YANGON — One of the key foreign policies of the Trump administration has involved a strategic rebalancing with Asia to deal with China’s rising power, but Trump’s focus so far has been on intensifying the pressure on nuclear-armed North Korea. Myanmar is not on his radar. Nevertheless, he is sending Secretary of State Rex Tillerson to meet Myanmar’s top leaders to discuss the situation in Rakhine State.
Yet what about Myanmar’s past shady connections with North Korea? Will Tillerson raise the issue with his Myanmar counterparts when he meets them later this month?
This is an area in which the United States can open a frank discussion as Myanmar’s leaders in the past have maintained a close relationship with the North Korean regime that included arms sales, missile development and the construction of secretive underground defense facilities. Some Myanmar generals have even been placed on a sanctions list as a result of their military links to Pyongyang. Among them was Gen Thein Htay, who as head of the Directorate of Defense Industries was a key person in negotiating arms procurement with North Korea.
In July, US envoy Joseph Yun, the State Department’s special North Korea representative, visited Myanmar where he met Snr-Gen Min Aung Hlaing and Daw Aung San Suu Kyi.
Yun was in Myanmar’s capital to discuss Myanmar’s ties with North Korea, prompting analysts to question Daw Aung San Suu Kyi’s role and how much she knew about the military’s secretive activities and past links to North Korea and the current nature of relations between the two countries, including defense activities.
In recent years, the United States has been pressuring Myanmar to sever its remaining links with Pyongyang as it transitions away from military rule. However, it is believed that some military officials and businessmen in Myanmar have continued to maintain interactions with Pyongyang.

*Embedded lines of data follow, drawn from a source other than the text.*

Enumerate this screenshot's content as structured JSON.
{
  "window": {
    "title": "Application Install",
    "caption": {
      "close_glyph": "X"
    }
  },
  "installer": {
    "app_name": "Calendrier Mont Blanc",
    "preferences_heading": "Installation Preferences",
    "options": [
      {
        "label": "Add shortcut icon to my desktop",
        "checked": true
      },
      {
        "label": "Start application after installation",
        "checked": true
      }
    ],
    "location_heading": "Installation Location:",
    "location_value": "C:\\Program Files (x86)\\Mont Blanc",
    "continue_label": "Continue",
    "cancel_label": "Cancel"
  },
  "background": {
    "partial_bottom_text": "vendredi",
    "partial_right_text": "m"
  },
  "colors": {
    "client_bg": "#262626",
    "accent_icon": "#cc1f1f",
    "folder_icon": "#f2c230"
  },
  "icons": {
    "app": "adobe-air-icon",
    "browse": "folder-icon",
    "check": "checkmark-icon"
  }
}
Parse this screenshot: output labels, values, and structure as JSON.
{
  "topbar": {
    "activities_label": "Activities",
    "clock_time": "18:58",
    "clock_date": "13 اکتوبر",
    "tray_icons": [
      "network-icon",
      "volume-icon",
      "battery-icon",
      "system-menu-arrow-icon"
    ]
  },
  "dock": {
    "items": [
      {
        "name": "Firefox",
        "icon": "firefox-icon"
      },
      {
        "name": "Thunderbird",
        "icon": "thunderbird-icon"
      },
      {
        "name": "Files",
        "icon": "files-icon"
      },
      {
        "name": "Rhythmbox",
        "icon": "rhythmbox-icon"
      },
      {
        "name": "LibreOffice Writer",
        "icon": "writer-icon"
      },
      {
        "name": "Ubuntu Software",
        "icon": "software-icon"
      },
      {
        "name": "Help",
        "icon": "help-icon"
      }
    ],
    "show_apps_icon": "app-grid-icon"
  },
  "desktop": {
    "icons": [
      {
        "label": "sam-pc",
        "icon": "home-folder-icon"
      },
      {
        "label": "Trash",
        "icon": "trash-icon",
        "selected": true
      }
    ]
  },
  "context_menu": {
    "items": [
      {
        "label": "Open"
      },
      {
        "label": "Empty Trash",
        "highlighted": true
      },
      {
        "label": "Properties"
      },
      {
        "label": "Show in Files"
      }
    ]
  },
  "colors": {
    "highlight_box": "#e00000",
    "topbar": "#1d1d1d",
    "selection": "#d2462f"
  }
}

In July, the Asia Times published an article citing anonymous intelligence sources suggesting that North Korean instructors based at the defense services’ educational institutes in Pyin Oo Lwin northeast of Mandalay, have recently provided training on computerized fire control systems for battleships and assisted the Myanmar military in missile development at a top-secret defense industry complex near Minhla in the central Magwe Region and likely at other secret sites as well.
In his meeting with Yun, Min Aung Hlaing said that Myanmar only had “friend countries,” not enemies, and desired to have relations with militaries across the world.
Myanmar’s Foreign Ministry responded by saying that Naypyitaw maintains only “normal relations” with Pyongyang and “definitely not” military-to-military relations.
Under the previous regime, Gen Shwe Mann, who ranked No. 3 in the ruling junta, travelled to North Korea and signed a memorandum of understanding on military cooperation in November 2008. The Myanmar team, which was led by senior military leaders, visited defense facilities and studied an air defense system, weapons factories, and ships. The former house speaker is now considered to be close to Daw Aung San Suu Kyi.
Early this year, the Myanmar government expelled a North Korean diplomat.
“The government took necessary action against Mr. Kim Chol-nam, a national of the Democratic People’s Republic of Korea working as a second secretary at the embassy of the DPRK in Yangon, Myanmar, who reportedly belonged to the Korea Mining Development Trading Corporation,” a document dated Oct. 6 from the Permanent Mission of Myanmar to the United Nations said.
The company is subject to both UN Security Council and US sanctions for alleged involvement in exporting equipment that can be used in the development of ballistic missiles and conventional weapons.